Often clients come to us to relieve some sort of pain they may be experiencing. While Rolfing does alleviate symptoms, we do not diagnose illness or disease. Treatments are meant to be therapeutic and may not cure your conditions. Below are some of the most common areas of the body that cause chronic pain and how they may relate to your current aliment.


Rolfing Back
Back pain is one of the most common complaints that we hear from clients who seek us out. It’s no surprise due to the back’s complex network of nerves leading to all areas of the body. These intertwining components can cause pain in all areas of the back, neck and surrounding regions.

To understand how Rolfing affects the back, it is important to recognize that back pain is not the single component involved. Following the theory of Rolfing, the blocks surrounding the spine – the head, pelvis, legs and feet need to align with the spine, or the entire skeleton becomes deformed. Rolfing intends to loosen the fascia, resulting in a freedom of muscle movement that allows the body to break free of old holding patterns that started the back pain. New aligned curves are formed in the spine and muscles are no longer being misused.

Do you suffer from herniated discs as well? Rolfing helps with that too. By manipulating the connective tissue around the area, we create space between the compressed discs, lengthening the spine and relieving the pressure.


Rolfing NeckThe consequences of imbalances are surprisingly great. When the body’s blocks shift in various directions out from the vertical axis, and are no longer stacked on top of one another, both skeleton and musculature are forced into an inefficient weight-bearing function. For example, in a common un-Rolfed body, the head is no longer being carried skyward by the cervical spine, instead, the muscles of the neck and upper back, designed as dynamic guide wires to move and balance the head are forced into the chronic tension required to support its weight. The function of most muscles is to contract in order to bring about movement, or release to prepare for new movement. When they consistently supporting a bony structure, such as your head, strain spreads through the facial network. The body will then lock up and joints loose their freedom. This can also bring about headaches, vision impairment and adjusted vertebra. Once the head shifts back over the trunk, muscles can relax and order is restored.

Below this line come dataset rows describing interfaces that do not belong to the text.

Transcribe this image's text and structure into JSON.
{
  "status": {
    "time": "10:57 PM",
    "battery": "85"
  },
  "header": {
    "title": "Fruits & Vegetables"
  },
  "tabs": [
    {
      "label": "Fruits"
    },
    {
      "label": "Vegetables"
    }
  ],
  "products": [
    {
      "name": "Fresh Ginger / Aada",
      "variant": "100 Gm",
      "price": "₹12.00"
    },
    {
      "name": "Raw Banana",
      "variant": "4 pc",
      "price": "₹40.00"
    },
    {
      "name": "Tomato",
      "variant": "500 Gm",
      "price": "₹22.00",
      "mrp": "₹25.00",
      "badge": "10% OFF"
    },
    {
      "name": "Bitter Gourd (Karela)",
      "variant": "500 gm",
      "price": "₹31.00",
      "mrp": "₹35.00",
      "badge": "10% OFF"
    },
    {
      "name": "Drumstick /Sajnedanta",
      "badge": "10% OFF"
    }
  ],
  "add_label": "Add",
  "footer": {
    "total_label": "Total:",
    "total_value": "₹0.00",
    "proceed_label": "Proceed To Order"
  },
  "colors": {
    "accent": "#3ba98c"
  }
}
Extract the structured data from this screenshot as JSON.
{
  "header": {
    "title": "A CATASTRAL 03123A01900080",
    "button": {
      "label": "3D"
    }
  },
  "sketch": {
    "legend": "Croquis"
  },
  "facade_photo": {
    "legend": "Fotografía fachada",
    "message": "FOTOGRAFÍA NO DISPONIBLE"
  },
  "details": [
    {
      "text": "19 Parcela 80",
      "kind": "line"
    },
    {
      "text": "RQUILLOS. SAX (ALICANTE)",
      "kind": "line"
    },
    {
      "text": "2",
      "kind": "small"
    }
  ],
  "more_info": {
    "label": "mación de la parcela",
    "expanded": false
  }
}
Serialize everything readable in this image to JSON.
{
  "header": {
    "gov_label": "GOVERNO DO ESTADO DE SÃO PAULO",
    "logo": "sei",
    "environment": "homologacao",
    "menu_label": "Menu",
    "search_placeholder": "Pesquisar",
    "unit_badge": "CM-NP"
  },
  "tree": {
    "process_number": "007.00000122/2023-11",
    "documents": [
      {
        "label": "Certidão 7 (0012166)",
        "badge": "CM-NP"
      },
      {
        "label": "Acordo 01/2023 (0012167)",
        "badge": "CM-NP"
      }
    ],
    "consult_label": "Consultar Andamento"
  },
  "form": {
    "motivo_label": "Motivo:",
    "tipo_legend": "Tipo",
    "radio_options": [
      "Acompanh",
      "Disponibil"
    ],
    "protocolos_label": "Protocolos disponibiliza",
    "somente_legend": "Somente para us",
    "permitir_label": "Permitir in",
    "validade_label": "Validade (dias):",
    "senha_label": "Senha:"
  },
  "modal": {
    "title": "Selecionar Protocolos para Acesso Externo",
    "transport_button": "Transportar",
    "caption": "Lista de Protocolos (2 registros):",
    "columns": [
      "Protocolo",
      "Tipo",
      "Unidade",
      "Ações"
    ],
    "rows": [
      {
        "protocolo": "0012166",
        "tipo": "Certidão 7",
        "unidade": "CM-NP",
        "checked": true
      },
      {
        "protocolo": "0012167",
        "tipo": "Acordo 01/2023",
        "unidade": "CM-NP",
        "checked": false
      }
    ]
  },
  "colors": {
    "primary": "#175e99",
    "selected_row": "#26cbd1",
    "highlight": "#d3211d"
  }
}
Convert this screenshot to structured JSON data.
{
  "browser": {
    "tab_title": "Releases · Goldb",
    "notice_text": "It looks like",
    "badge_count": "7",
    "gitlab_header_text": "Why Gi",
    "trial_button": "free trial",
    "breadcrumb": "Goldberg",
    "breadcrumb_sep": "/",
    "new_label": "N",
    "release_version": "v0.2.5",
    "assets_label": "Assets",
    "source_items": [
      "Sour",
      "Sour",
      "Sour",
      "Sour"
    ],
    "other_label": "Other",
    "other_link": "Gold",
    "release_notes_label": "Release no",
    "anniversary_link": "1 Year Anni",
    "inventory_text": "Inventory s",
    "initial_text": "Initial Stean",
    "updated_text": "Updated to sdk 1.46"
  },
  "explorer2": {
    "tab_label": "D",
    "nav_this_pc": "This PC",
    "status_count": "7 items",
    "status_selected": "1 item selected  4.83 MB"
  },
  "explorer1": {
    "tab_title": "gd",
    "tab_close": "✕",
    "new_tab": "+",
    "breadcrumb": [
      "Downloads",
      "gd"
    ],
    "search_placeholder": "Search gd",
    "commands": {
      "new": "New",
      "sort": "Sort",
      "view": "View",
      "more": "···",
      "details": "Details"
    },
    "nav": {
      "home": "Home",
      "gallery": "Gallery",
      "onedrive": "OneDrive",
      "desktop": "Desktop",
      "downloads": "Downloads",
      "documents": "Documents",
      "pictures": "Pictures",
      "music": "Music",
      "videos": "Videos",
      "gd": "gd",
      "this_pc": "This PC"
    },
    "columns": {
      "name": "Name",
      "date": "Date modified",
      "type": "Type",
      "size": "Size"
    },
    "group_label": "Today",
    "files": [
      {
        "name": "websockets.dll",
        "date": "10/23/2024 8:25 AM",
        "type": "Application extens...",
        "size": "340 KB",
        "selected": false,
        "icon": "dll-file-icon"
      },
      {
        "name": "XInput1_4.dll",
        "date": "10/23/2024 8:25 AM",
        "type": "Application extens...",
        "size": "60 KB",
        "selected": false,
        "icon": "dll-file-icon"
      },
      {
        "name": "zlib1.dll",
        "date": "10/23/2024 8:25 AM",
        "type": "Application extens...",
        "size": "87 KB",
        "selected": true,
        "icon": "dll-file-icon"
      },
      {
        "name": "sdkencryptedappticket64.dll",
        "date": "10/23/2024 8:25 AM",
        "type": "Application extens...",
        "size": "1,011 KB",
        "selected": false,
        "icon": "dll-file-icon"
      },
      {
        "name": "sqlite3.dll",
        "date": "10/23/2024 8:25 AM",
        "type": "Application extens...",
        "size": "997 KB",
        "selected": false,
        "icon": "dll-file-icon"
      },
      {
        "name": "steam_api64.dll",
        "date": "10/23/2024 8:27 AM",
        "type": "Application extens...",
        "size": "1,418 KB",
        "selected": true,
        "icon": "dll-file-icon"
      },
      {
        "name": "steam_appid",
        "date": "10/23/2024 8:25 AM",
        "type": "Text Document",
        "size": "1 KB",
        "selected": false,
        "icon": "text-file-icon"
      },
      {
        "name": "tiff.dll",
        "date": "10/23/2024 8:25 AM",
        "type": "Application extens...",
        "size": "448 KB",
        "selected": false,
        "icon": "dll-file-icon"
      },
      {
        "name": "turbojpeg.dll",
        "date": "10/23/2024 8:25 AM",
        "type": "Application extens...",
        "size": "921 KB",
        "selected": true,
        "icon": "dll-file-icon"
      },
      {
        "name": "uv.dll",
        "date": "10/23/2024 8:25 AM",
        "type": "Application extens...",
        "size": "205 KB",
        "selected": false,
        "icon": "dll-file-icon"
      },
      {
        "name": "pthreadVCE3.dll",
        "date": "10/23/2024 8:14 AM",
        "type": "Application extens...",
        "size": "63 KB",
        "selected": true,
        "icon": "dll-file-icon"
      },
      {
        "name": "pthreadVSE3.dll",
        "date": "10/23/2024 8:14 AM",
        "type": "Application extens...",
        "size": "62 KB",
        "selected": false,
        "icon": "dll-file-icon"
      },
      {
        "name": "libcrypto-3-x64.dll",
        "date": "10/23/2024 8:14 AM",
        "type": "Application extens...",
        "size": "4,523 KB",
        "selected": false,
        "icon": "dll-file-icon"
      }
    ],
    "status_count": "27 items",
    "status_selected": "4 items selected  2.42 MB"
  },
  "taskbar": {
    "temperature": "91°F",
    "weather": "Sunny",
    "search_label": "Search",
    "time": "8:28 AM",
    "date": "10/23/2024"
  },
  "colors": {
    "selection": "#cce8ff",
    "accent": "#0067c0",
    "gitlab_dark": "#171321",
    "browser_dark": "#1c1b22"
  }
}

Rolfing KneeJoints lose their ease of movement not only from the tightening of fascial planes which cross them, but also from their neighboring body parts. As two body part that relate to one another through a common joint lose the integrity of their relationship, the articulating surfaces of the joint itself do not meet evenly and pull on the joint with different forces. If the bones of the lower leg, for examples are twisted outward and the bone of the thigh inward, a common situation, the knee is likely to be troublesome or unstable. The surrounding muscles of the upper and lower legs are not tracking evenly and therefore will pull on the joint unevenly. Rolfing brings back the integrity of the joints and balances the surrounding muscles to create a working hinge for your knee.

Visceral (Internal Organs)

Circulation is restricted as the body tightens because the vessels run in and through the facial network. Think of this like a pillowcase that is too small for the pillow with little room between the pillow and the case. The depression of the upper chest; a consequence in part of shifting forward the head, limits freedom in the abdominal and pelvic cavities often impairing function. Swayback for example spills the abdominal viscera forward into a protruding abdomen changing the relationships between organs and the direction of pressures on them. This can appear as a “pot belly” when in actuality, it’s the position of the pelvis spilling over the guts. Symptoms can also include abdominal pain, lightheadedness, nausea, constipation, infertility and high blood pressure.